-- Supplied data follows --

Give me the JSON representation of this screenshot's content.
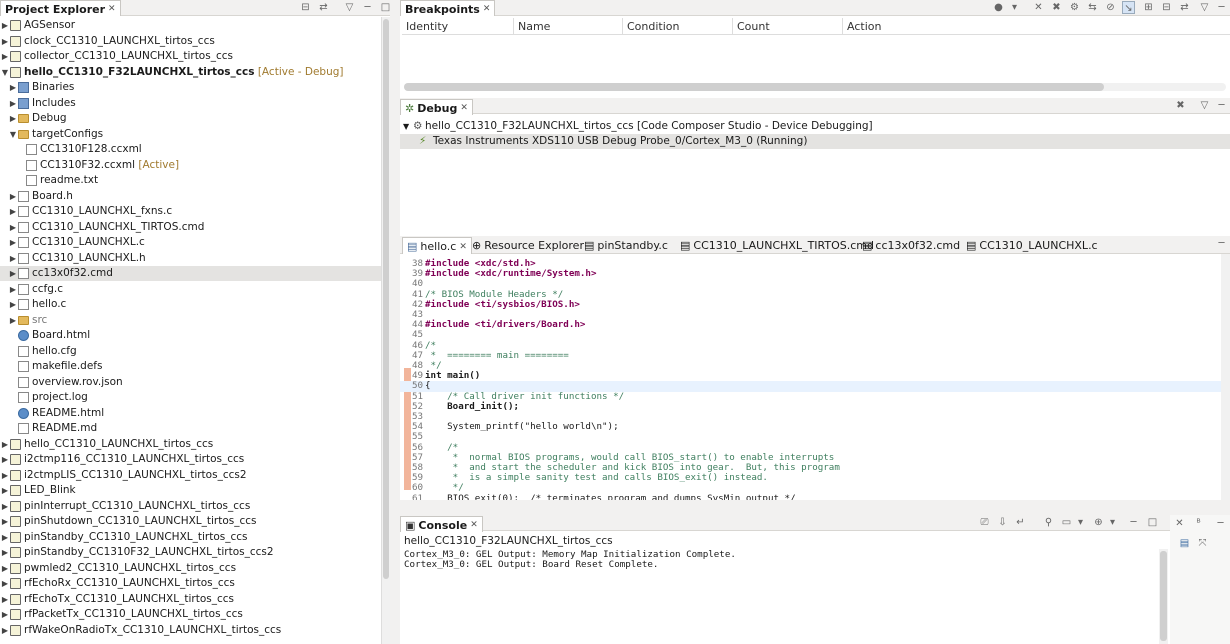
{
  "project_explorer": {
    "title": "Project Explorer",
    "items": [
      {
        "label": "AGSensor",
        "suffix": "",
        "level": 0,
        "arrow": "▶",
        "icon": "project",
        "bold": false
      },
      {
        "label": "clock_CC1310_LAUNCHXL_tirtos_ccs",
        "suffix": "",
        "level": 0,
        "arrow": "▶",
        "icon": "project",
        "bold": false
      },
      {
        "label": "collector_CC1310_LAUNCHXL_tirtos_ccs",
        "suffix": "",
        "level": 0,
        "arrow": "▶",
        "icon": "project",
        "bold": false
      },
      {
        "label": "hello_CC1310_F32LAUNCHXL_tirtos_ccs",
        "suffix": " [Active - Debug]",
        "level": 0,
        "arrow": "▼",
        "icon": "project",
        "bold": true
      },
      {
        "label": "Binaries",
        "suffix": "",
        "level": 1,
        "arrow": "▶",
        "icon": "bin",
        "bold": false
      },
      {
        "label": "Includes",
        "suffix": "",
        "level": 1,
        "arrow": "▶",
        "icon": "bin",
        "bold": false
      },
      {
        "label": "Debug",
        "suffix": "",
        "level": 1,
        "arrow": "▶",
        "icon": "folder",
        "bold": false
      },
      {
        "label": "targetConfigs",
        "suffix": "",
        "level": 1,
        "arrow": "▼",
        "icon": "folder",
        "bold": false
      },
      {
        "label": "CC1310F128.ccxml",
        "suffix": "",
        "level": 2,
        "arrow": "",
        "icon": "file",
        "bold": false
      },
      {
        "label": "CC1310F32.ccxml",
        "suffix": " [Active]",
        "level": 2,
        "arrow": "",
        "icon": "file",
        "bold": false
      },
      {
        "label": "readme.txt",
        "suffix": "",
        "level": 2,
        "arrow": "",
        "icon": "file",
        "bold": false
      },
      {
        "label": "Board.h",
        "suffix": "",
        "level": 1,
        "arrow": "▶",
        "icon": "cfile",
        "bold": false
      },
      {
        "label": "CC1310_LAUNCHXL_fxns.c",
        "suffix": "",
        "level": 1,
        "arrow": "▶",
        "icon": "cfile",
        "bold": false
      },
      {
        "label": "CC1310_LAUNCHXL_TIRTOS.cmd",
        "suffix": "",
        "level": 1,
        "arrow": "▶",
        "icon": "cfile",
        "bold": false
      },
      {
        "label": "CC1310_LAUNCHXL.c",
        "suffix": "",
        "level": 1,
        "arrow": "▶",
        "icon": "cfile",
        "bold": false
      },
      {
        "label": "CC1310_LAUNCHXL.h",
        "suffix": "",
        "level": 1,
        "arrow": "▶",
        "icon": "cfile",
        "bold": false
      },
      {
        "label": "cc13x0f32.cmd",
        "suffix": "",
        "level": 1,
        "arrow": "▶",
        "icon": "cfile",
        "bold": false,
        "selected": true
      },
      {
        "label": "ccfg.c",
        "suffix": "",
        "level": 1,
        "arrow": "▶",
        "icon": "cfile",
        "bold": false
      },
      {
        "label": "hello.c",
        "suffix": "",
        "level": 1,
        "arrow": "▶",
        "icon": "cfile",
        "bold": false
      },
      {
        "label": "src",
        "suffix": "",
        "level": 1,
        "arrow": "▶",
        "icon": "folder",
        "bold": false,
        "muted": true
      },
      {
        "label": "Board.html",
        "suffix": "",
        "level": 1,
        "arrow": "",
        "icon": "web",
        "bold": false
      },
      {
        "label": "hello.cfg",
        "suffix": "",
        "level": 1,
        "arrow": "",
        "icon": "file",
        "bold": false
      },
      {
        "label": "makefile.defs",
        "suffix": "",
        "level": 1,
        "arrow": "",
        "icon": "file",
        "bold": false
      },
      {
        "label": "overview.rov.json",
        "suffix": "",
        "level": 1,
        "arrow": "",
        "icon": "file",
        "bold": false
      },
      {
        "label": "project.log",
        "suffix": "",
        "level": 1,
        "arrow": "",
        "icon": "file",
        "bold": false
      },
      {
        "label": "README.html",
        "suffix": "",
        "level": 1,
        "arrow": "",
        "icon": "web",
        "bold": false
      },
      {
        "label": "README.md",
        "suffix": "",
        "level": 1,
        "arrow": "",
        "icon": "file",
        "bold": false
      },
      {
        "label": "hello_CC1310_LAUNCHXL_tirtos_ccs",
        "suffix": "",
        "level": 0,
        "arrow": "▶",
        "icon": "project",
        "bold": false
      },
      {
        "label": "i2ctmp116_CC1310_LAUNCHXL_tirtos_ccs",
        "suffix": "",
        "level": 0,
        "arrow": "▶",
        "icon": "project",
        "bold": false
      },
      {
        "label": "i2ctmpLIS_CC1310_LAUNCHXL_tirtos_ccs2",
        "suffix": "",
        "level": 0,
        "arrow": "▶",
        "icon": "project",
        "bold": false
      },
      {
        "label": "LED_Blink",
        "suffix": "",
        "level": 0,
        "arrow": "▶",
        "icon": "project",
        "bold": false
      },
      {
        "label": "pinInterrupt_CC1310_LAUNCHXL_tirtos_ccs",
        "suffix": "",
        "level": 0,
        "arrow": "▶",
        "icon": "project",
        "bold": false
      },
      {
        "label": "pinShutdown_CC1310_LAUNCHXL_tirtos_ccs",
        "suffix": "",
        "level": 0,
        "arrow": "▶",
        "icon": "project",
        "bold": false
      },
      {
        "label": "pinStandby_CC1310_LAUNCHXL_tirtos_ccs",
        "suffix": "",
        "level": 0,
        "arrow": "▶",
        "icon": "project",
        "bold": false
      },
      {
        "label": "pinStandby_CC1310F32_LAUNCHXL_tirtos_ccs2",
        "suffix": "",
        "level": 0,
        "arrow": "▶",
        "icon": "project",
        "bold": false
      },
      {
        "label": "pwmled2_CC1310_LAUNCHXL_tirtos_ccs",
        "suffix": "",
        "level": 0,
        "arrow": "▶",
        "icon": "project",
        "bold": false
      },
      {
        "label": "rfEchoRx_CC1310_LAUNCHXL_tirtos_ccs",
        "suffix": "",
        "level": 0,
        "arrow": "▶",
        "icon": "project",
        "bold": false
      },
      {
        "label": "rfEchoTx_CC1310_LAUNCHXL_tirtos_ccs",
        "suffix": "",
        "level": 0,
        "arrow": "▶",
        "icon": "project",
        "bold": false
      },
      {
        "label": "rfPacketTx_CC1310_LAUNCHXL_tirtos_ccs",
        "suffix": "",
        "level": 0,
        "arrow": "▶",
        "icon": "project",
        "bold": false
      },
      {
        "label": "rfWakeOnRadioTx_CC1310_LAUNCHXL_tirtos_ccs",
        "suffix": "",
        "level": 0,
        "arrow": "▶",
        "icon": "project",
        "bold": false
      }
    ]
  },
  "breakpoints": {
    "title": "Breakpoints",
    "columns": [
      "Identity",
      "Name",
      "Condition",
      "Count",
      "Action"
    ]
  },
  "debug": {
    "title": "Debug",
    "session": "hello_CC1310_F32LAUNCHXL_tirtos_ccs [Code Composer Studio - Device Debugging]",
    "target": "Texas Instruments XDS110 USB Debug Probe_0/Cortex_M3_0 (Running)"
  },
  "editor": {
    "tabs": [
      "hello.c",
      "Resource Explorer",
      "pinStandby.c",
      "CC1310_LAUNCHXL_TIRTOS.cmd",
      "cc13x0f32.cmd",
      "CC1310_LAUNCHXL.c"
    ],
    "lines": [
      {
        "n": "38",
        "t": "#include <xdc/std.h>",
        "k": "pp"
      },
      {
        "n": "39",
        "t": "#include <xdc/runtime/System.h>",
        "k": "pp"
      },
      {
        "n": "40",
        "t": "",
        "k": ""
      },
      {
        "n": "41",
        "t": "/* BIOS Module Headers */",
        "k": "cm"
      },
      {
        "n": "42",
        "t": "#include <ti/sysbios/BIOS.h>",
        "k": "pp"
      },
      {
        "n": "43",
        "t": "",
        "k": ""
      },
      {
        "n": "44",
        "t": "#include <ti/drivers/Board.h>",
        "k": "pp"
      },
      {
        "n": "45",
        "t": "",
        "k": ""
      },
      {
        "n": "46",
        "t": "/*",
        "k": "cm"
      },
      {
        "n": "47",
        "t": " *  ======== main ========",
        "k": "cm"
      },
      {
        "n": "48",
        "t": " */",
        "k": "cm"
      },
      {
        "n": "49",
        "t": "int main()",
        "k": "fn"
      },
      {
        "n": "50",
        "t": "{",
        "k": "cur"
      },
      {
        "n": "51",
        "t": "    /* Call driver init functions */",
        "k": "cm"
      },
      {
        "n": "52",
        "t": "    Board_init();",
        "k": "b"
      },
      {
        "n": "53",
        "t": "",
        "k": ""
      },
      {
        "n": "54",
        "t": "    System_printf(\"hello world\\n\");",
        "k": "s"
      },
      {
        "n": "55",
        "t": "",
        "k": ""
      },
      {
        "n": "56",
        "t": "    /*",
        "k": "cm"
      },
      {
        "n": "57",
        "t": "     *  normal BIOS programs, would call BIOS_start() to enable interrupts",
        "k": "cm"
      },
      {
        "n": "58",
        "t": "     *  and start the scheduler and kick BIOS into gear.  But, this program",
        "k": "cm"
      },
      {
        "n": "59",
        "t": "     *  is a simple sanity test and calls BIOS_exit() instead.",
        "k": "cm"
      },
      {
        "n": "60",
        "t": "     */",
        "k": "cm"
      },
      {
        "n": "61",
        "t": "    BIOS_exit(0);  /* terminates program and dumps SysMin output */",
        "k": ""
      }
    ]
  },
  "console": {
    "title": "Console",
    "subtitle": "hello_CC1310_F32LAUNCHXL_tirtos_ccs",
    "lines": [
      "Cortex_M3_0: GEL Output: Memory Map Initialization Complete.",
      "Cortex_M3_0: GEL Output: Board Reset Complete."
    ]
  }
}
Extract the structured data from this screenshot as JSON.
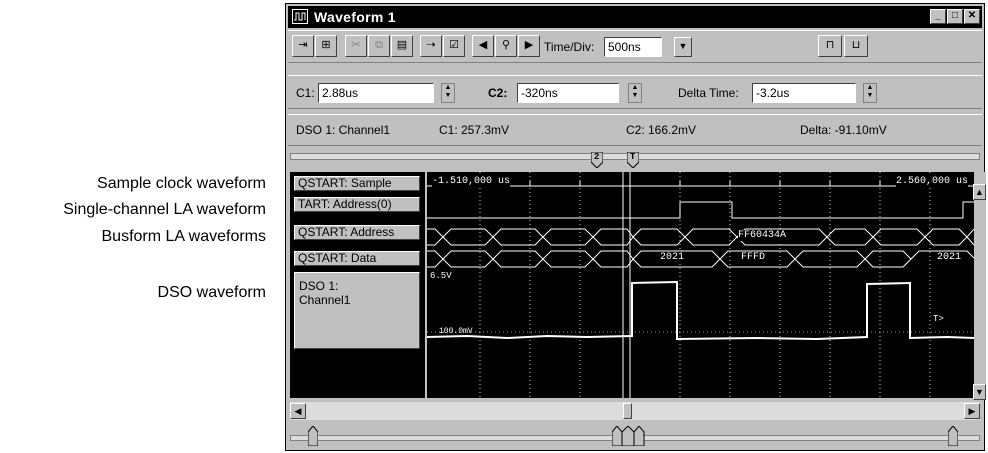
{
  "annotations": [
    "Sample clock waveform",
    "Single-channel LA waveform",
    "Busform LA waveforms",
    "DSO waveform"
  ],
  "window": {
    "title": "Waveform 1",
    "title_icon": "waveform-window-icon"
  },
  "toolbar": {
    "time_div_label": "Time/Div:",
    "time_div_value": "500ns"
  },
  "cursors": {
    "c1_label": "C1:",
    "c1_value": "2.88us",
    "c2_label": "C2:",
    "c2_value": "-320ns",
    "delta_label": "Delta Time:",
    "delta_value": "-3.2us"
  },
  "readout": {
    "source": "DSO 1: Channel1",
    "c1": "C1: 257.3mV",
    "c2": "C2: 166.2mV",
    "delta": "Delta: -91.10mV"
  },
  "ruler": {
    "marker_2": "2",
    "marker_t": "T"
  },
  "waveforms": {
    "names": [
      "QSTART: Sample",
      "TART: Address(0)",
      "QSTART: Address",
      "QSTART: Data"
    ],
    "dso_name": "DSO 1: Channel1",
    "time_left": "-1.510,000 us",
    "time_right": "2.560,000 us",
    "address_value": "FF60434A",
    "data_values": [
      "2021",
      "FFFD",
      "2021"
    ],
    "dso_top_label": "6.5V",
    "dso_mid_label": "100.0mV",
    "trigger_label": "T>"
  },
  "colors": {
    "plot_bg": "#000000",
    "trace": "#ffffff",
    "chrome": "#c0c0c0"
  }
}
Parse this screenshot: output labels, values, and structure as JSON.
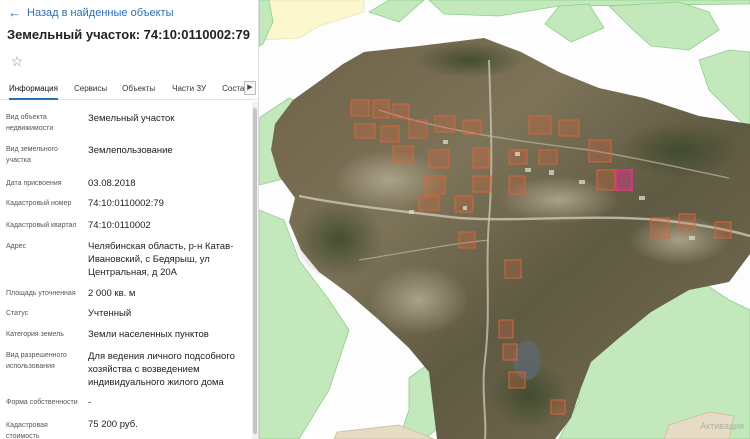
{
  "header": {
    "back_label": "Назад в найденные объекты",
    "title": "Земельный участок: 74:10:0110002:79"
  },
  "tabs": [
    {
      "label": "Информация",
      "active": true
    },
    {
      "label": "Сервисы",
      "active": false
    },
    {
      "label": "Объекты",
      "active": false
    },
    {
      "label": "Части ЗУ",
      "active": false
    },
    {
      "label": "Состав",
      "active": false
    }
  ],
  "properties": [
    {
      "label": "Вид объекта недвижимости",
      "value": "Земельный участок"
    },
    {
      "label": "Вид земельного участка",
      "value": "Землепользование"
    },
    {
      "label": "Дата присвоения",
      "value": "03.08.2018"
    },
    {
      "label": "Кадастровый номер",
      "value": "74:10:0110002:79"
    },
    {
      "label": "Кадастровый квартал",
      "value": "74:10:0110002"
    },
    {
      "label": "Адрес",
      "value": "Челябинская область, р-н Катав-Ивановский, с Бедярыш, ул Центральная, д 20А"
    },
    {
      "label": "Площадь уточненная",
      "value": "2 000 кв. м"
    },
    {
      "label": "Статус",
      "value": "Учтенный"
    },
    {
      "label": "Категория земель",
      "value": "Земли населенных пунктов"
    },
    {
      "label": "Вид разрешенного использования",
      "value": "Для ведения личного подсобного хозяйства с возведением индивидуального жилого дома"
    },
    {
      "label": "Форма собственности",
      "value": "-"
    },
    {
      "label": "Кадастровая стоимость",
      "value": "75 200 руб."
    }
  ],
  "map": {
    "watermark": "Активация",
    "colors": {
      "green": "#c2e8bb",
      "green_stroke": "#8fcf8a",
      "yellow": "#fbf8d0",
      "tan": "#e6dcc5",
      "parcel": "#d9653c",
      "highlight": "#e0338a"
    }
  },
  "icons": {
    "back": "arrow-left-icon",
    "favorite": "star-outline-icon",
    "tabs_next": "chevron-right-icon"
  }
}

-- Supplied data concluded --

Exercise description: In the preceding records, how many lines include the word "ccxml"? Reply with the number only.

Response to this task: 2